|International Classification||H01H1/00, G01P15/135, H01H35/14|
|Cooperative Classification||H01H35/14, H01H1/0036, G01P15/135|
|European Classification||H01H35/14, G01P15/135|
|Jan 27, 1992||AS||Assignment|
Owner name: UNITED STATES OF AMERICA AS REPRESENTED BY THE SEC
Free format text: ASSIGNMENT OF ASSIGNORS INTEREST.;ASSIGNORS:OVERMAN DAVID L.;GRANFORS ROLAND A.;REEL/FRAME:006146/0012
Effective date: 19910909
|Mar 10, 1995||FPAY||Fee payment|
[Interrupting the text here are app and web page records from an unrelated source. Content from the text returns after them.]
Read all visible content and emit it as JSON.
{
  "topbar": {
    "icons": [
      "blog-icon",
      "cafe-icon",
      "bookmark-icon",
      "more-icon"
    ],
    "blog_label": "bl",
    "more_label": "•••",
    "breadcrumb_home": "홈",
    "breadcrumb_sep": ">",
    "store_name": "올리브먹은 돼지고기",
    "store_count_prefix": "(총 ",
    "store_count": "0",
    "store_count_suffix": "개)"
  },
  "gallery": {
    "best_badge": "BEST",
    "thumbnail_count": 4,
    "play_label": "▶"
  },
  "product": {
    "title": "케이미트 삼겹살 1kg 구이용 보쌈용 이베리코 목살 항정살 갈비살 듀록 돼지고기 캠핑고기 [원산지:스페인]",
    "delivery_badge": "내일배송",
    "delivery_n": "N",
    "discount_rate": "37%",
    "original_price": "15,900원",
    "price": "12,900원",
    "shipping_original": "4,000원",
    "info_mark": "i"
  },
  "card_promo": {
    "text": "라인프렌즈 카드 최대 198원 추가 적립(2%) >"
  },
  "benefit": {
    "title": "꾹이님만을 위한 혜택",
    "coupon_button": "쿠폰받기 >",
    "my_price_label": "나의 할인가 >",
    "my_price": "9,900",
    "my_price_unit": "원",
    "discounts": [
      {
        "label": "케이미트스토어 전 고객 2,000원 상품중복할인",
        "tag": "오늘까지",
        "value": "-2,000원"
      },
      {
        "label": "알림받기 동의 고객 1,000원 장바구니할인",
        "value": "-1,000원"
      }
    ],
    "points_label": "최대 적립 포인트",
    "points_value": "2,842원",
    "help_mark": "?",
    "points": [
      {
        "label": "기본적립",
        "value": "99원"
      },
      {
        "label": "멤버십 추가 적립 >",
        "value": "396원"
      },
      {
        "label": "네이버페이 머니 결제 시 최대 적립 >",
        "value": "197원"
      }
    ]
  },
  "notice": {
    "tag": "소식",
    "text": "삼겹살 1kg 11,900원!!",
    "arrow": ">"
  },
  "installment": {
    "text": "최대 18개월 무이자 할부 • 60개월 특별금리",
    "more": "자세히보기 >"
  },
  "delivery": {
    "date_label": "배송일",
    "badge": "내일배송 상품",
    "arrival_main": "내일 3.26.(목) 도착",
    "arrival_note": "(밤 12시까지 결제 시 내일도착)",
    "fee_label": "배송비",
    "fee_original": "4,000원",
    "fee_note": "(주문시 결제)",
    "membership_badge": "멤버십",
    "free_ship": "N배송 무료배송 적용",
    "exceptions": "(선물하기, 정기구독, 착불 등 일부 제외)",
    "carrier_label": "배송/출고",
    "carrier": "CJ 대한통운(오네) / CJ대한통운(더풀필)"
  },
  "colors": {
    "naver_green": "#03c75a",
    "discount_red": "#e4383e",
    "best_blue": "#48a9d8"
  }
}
Year of fee payment: 4
|Sep 28, 1999||REMI||Maintenance fee reminder mailed|
|Mar 5, 2000||LAPS||Lapse for failure to pay maintenance fees|
|May 16, 2000||FP||Expired due to failure to pay maintenance fee|
Effective date: 20000303